[[ Data under study open ]]
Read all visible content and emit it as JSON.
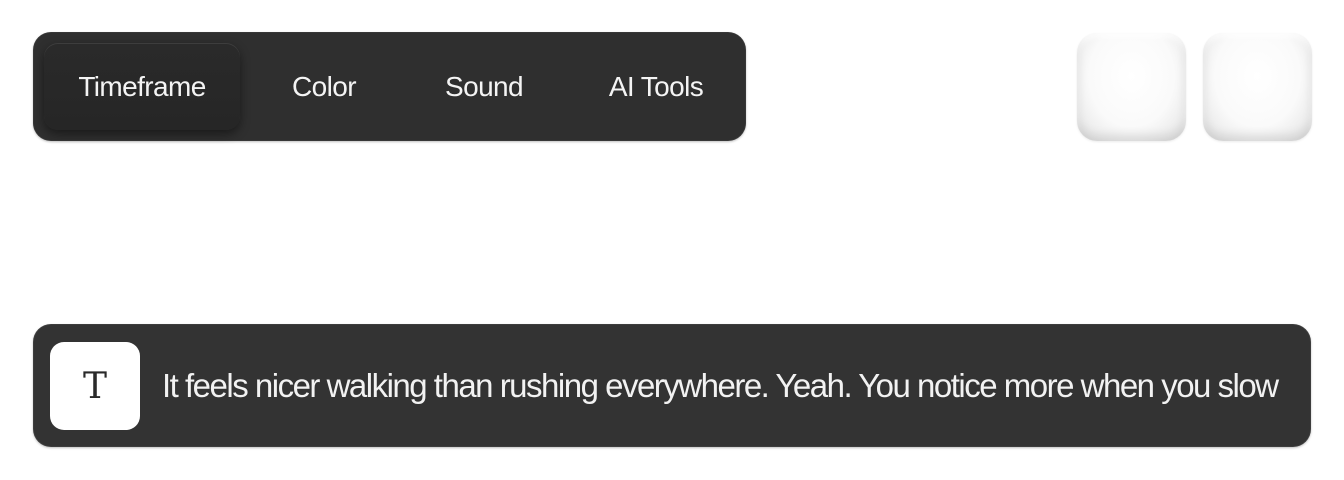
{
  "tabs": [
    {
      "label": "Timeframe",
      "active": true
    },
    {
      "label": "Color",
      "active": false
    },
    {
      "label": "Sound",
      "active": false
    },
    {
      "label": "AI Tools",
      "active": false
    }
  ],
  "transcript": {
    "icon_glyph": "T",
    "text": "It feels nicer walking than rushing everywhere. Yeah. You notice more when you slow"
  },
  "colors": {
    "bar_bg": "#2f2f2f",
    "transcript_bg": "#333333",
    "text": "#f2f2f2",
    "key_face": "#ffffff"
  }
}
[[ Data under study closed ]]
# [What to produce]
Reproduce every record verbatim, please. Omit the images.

# [Response below]
Read all visible content and emit it as JSON.
{
  "tabs": [
    {
      "label": "Timeframe",
      "active": true
    },
    {
      "label": "Color",
      "active": false
    },
    {
      "label": "Sound",
      "active": false
    },
    {
      "label": "AI Tools",
      "active": false
    }
  ],
  "transcript": {
    "icon_glyph": "T",
    "text": "It feels nicer walking than rushing everywhere. Yeah. You notice more when you slow"
  },
  "colors": {
    "bar_bg": "#2f2f2f",
    "transcript_bg": "#333333",
    "text": "#f2f2f2",
    "key_face": "#ffffff"
  }
}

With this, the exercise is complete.